Now he is big as well as agile. We may never load him. He is big enough that the cowboys who would rope and load a cow are now a little scared of the steer. They think that if he and their roping horse got in a tug-of-war, the Steer would win. They are probably correct.
Although he is basically gentle, this half longhorn beast is now very big and as such needs to be respected. Earlier this year I was feeding the cows some cubes by hand. I never feed bulls out of my hand but I would feed The Steer this way. As I was feeding him he flicked his big horns up at a fly or such and knocked off my cap. The Steer weighs between sixteen and seventeen bills, (1600-1700 lbs.) and his massive head got within a few inches of mine. That was a very sobering thought.
One thing about The Steer that I like is reminds me of oxen of olden days. He looks exactly like the beasts of burden that were instrumental in the logging and freighting businesses that built East Texas. I can only imagine how much raw power a yoke (two) of oxen like The Steer would have. Even though I know the Green Mule could outwork a half dozen oxen, the physical size of the oxen are impressive. He looks much larger in person than in picture.

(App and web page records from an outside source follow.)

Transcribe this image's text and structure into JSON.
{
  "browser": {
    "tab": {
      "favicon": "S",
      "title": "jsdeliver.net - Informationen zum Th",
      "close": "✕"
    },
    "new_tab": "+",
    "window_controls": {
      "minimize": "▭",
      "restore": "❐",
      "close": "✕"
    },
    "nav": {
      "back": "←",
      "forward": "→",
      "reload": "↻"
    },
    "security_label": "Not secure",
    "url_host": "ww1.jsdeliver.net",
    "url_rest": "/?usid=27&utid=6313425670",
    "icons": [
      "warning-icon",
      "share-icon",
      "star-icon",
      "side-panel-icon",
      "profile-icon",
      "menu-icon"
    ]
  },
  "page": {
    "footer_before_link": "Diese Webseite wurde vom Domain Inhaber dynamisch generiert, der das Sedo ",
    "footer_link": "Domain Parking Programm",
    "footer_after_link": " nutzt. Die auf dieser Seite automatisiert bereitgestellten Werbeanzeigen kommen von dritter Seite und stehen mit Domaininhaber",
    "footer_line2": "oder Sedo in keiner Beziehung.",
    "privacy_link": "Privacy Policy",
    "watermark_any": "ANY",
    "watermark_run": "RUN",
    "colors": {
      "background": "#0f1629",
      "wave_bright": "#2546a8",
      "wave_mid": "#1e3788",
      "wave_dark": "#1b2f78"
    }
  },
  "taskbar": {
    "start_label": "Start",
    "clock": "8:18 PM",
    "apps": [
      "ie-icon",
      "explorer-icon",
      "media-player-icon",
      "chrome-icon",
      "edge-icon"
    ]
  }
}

Even digital photography can't capture The Steer. He has skills.
7 years ago